→ ASSIGNMENT:
Return every entry exactly as it is written in the listing.
..........
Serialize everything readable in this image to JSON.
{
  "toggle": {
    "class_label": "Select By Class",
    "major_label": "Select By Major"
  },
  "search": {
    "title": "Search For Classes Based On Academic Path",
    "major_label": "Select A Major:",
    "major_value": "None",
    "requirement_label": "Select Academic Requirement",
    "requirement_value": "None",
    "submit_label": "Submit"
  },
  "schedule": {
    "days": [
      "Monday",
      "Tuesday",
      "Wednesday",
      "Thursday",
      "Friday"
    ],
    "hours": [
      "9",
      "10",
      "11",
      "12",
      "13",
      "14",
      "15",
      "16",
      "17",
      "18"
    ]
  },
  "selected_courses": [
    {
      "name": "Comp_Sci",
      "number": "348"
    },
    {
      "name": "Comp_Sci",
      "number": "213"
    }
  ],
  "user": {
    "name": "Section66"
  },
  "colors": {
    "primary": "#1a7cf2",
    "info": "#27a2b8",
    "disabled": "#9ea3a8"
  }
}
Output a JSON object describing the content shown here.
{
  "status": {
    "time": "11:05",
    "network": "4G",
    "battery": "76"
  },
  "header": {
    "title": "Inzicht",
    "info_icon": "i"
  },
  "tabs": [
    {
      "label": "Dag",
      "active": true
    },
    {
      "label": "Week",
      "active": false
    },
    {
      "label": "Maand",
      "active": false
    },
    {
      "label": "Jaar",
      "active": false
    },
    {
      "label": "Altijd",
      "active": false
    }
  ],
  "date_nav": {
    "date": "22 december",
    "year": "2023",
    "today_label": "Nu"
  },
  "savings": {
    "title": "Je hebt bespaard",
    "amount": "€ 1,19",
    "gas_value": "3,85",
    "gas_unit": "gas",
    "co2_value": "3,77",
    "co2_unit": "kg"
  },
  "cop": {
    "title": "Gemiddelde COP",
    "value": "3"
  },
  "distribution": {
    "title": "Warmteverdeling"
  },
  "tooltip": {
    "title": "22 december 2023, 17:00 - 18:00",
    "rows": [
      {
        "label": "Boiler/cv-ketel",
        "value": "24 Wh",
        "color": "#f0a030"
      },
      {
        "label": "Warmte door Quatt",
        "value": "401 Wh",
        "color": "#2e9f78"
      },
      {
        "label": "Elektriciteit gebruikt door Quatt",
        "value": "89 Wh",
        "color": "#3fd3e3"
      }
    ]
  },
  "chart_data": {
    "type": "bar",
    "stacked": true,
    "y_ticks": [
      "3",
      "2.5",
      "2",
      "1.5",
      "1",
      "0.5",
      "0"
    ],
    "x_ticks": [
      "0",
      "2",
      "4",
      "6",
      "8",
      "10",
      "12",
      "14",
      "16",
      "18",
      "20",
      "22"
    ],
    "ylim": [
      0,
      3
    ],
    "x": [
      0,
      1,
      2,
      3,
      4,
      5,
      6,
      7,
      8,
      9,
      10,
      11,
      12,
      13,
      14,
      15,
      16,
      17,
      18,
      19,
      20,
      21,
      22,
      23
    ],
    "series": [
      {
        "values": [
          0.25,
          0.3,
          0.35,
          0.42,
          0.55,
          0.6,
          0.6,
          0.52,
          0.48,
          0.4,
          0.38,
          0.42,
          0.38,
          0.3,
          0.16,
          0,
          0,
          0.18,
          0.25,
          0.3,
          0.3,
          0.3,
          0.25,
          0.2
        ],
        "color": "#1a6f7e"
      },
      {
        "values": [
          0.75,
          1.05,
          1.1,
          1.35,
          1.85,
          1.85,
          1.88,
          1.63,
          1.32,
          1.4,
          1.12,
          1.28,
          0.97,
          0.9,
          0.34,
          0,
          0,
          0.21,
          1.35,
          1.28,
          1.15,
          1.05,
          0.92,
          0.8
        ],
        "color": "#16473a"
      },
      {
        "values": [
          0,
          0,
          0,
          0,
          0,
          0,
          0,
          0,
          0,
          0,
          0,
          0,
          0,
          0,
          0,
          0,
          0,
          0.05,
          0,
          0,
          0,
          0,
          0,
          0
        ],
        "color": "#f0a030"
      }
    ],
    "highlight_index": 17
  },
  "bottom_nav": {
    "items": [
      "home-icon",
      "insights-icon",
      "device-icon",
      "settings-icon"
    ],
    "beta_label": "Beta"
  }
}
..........
→ RESPONSE:
Serialize everything readable in this image to JSON.
{
  "toggle": {
    "class_label": "Select By Class",
    "major_label": "Select By Major"
  },
  "search": {
    "title": "Search For Classes Based On Academic Path",
    "major_label": "Select A Major:",
    "major_value": "None",
    "requirement_label": "Select Academic Requirement",
    "requirement_value": "None",
    "submit_label": "Submit"
  },
  "schedule": {
    "days": [
      "Monday",
      "Tuesday",
      "Wednesday",
      "Thursday",
      "Friday"
    ],
    "hours": [
      "9",
      "10",
      "11",
      "12",
      "13",
      "14",
      "15",
      "16",
      "17",
      "18"
    ]
  },
  "selected_courses": [
    {
      "name": "Comp_Sci",
      "number": "348"
    },
    {
      "name": "Comp_Sci",
      "number": "213"
    }
  ],
  "user": {
    "name": "Section66"
  },
  "colors": {
    "primary": "#1a7cf2",
    "info": "#27a2b8",
    "disabled": "#9ea3a8"
  }
}
Output a JSON object describing the content shown here.
{
  "status": {
    "time": "11:05",
    "network": "4G",
    "battery": "76"
  },
  "header": {
    "title": "Inzicht",
    "info_icon": "i"
  },
  "tabs": [
    {
      "label": "Dag",
      "active": true
    },
    {
      "label": "Week",
      "active": false
    },
    {
      "label": "Maand",
      "active": false
    },
    {
      "label": "Jaar",
      "active": false
    },
    {
      "label": "Altijd",
      "active": false
    }
  ],
  "date_nav": {
    "date": "22 december",
    "year": "2023",
    "today_label": "Nu"
  },
  "savings": {
    "title": "Je hebt bespaard",
    "amount": "€ 1,19",
    "gas_value": "3,85",
    "gas_unit": "gas",
    "co2_value": "3,77",
    "co2_unit": "kg"
  },
  "cop": {
    "title": "Gemiddelde COP",
    "value": "3"
  },
  "distribution": {
    "title": "Warmteverdeling"
  },
  "tooltip": {
    "title": "22 december 2023, 17:00 - 18:00",
    "rows": [
      {
        "label": "Boiler/cv-ketel",
        "value": "24 Wh",
        "color": "#f0a030"
      },
      {
        "label": "Warmte door Quatt",
        "value": "401 Wh",
        "color": "#2e9f78"
      },
      {
        "label": "Elektriciteit gebruikt door Quatt",
        "value": "89 Wh",
        "color": "#3fd3e3"
      }
    ]
  },
  "chart_data": {
    "type": "bar",
    "stacked": true,
    "y_ticks": [
      "3",
      "2.5",
      "2",
      "1.5",
      "1",
      "0.5",
      "0"
    ],
    "x_ticks": [
      "0",
      "2",
      "4",
      "6",
      "8",
      "10",
      "12",
      "14",
      "16",
      "18",
      "20",
      "22"
    ],
    "ylim": [
      0,
      3
    ],
    "x": [
      0,
      1,
      2,
      3,
      4,
      5,
      6,
      7,
      8,
      9,
      10,
      11,
      12,
      13,
      14,
      15,
      16,
      17,
      18,
      19,
      20,
      21,
      22,
      23
    ],
    "series": [
      {
        "values": [
          0.25,
          0.3,
          0.35,
          0.42,
          0.55,
          0.6,
          0.6,
          0.52,
          0.48,
          0.4,
          0.38,
          0.42,
          0.38,
          0.3,
          0.16,
          0,
          0,
          0.18,
          0.25,
          0.3,
          0.3,
          0.3,
          0.25,
          0.2
        ],
        "color": "#1a6f7e"
      },
      {
        "values": [
          0.75,
          1.05,
          1.1,
          1.35,
          1.85,
          1.85,
          1.88,
          1.63,
          1.32,
          1.4,
          1.12,
          1.28,
          0.97,
          0.9,
          0.34,
          0,
          0,
          0.21,
          1.35,
          1.28,
          1.15,
          1.05,
          0.92,
          0.8
        ],
        "color": "#16473a"
      },
      {
        "values": [
          0,
          0,
          0,
          0,
          0,
          0,
          0,
          0,
          0,
          0,
          0,
          0,
          0,
          0,
          0,
          0,
          0,
          0.05,
          0,
          0,
          0,
          0,
          0,
          0
        ],
        "color": "#f0a030"
      }
    ],
    "highlight_index": 17
  },
  "bottom_nav": {
    "items": [
      "home-icon",
      "insights-icon",
      "device-icon",
      "settings-icon"
    ],
    "beta_label": "Beta"
  }
}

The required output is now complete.